* [YOUR OBJECTIVE]
Copy out every line in the entries below that includes "kind".

----

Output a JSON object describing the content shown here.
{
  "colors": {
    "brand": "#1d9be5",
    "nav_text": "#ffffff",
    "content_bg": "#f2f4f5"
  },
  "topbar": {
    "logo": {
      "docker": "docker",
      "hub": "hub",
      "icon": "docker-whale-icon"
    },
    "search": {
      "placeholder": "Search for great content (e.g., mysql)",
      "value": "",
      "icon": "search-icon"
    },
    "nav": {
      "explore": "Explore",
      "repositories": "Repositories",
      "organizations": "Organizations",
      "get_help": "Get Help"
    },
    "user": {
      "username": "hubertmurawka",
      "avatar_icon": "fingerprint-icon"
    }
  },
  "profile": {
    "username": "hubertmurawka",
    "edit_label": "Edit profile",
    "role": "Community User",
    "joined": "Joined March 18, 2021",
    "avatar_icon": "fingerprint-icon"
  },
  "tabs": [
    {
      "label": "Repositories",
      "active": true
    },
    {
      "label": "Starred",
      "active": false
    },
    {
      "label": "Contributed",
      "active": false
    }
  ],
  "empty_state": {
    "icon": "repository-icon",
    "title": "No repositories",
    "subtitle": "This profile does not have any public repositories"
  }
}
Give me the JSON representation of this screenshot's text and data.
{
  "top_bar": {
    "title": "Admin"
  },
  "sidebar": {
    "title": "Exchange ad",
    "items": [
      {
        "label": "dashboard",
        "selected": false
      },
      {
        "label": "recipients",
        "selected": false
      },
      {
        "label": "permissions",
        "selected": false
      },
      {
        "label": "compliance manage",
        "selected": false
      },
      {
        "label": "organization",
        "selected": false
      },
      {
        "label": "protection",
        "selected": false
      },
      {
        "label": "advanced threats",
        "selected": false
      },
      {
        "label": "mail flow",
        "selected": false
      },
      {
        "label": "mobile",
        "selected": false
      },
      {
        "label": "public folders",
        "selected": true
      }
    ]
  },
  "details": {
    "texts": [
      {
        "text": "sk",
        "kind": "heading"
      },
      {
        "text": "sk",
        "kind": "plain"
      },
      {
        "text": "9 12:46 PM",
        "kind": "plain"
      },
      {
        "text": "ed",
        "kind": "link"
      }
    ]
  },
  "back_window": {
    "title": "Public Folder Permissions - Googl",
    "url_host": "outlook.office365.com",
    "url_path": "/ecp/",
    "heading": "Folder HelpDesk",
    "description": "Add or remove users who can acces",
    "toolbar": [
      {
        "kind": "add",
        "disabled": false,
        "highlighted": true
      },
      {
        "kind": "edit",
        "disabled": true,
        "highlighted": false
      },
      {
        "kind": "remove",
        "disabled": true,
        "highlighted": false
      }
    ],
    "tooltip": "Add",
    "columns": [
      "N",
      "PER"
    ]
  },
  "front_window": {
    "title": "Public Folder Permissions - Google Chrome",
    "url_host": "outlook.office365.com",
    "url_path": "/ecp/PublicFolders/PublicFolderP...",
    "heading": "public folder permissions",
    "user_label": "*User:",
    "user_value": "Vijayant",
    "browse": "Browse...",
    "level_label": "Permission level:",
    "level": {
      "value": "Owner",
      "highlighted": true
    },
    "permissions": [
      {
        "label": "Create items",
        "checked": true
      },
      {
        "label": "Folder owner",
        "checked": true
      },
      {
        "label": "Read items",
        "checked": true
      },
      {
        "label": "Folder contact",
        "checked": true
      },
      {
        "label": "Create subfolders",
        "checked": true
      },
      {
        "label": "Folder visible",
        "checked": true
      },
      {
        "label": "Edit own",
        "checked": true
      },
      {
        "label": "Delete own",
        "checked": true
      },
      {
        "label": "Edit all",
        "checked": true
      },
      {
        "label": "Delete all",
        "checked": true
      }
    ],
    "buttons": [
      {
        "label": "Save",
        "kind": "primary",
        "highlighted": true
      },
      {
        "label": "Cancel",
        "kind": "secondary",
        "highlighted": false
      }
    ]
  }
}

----

* [ANSWER FOR THIS EXERCISE]
        "kind": "heading"
        "kind": "plain"
        "kind": "plain"
        "kind": "link"
        "kind": "add",
        "kind": "edit",
        "kind": "remove",
        "kind": "primary",
        "kind": "secondary",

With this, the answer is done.